↓

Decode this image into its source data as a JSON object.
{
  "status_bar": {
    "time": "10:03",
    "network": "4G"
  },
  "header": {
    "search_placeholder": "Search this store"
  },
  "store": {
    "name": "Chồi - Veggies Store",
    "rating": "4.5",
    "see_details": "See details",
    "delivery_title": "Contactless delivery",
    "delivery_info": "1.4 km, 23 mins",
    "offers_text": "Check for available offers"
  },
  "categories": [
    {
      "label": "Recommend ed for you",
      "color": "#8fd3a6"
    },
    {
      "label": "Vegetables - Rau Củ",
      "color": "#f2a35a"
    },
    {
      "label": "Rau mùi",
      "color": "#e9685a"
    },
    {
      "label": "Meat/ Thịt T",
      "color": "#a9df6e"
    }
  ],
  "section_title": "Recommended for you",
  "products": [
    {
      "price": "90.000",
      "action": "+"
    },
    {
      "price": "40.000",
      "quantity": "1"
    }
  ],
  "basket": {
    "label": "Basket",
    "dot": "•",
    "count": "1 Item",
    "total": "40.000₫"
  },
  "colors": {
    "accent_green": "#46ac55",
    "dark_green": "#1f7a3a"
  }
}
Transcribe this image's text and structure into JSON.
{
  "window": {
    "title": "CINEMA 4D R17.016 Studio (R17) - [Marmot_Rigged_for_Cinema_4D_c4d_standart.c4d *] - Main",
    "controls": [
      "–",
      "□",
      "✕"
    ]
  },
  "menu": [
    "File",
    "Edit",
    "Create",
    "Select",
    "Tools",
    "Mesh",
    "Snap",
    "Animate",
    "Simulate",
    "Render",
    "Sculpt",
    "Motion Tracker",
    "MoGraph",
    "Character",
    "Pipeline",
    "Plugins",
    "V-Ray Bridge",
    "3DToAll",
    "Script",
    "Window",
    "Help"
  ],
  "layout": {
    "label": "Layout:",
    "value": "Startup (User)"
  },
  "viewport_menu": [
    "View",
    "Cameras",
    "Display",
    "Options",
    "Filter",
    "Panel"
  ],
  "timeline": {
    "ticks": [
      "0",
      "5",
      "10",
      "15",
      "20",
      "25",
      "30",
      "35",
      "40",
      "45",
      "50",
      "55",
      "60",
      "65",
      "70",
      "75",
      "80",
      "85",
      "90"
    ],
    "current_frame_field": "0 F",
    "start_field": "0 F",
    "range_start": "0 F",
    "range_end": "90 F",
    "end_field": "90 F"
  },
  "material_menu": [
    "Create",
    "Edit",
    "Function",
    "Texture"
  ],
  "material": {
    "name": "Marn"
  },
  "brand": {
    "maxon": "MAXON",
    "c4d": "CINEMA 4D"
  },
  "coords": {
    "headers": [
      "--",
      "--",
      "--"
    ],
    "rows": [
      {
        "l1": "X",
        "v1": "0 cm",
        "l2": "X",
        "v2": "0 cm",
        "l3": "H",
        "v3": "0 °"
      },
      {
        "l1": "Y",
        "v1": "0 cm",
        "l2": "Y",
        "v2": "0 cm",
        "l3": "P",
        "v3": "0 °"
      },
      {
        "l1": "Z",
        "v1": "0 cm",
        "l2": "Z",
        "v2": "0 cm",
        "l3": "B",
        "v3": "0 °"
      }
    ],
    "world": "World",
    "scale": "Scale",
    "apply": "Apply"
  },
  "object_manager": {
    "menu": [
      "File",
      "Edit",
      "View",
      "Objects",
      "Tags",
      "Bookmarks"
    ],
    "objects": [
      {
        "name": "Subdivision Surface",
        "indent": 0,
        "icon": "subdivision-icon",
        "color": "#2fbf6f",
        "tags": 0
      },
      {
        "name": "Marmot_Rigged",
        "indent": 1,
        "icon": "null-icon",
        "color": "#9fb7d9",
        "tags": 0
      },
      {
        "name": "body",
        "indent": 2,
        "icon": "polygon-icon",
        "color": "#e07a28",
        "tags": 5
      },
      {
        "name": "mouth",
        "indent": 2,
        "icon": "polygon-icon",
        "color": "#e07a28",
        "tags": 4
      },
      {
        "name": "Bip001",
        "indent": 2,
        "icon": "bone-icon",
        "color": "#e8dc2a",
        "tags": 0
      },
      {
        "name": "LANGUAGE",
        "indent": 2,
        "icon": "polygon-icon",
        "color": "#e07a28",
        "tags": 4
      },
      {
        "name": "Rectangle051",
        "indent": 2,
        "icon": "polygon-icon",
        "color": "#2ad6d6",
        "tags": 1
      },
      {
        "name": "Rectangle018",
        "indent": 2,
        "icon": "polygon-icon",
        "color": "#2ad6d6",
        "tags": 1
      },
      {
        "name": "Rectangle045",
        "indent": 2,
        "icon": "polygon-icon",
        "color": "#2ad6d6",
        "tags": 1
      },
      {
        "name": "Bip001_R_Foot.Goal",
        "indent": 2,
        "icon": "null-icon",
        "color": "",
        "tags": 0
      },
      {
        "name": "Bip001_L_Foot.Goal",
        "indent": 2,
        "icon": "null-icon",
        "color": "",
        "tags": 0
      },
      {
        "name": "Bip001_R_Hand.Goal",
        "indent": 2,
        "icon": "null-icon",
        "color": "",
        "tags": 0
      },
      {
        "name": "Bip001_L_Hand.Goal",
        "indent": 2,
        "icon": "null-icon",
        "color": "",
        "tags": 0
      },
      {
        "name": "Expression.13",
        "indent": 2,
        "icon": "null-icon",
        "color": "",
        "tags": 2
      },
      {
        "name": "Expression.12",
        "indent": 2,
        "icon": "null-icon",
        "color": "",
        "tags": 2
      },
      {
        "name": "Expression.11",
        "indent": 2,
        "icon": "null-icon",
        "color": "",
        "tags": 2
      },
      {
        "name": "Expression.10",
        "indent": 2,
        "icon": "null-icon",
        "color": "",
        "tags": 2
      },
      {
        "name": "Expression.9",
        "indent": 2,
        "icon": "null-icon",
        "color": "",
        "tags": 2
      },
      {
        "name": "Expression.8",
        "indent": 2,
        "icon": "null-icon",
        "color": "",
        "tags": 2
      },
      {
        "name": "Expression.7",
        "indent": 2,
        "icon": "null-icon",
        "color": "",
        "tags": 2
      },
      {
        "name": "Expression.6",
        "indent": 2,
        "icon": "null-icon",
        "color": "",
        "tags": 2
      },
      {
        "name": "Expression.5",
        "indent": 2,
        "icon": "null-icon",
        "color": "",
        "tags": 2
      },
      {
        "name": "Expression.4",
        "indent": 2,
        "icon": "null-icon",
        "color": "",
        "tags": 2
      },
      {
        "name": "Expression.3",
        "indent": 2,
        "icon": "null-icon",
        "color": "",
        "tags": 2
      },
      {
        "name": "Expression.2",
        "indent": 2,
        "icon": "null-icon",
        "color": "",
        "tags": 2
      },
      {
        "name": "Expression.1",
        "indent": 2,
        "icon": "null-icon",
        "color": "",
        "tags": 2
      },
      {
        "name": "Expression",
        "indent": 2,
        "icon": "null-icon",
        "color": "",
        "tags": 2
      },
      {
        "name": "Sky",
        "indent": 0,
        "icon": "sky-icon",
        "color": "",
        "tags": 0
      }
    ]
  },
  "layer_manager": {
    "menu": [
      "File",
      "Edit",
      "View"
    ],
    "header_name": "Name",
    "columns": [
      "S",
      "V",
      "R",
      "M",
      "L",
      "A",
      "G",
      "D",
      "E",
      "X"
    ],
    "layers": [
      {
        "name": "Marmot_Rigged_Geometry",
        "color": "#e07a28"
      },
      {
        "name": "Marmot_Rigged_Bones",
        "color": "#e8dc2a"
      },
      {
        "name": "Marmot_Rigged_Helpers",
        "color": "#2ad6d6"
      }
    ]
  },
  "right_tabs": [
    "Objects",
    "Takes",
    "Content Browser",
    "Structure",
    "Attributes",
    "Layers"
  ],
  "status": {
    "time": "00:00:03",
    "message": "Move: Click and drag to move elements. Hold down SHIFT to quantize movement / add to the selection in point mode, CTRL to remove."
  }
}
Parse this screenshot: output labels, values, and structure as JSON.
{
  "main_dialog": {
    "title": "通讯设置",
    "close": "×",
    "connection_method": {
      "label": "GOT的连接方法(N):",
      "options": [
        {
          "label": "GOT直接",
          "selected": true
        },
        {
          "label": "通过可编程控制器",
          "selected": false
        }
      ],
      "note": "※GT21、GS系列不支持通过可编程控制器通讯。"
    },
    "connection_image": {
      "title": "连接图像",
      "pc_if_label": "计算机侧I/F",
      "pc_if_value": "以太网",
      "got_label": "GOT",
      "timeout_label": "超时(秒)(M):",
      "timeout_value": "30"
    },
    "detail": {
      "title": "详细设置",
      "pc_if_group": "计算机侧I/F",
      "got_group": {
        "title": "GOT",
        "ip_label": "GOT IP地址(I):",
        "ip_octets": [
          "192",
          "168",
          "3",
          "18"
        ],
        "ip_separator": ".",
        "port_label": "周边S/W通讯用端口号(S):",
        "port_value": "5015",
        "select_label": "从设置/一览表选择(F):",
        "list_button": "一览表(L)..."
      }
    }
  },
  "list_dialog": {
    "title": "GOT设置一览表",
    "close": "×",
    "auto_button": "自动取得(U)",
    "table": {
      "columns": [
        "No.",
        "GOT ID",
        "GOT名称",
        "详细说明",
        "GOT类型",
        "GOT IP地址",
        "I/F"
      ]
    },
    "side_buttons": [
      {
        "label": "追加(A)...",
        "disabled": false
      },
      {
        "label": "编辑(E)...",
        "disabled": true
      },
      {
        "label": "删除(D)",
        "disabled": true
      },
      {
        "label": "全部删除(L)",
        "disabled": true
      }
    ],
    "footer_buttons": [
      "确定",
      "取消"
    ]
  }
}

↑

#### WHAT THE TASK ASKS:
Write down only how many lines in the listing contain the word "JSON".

#### OUTPUT FOR THIS TASK:
3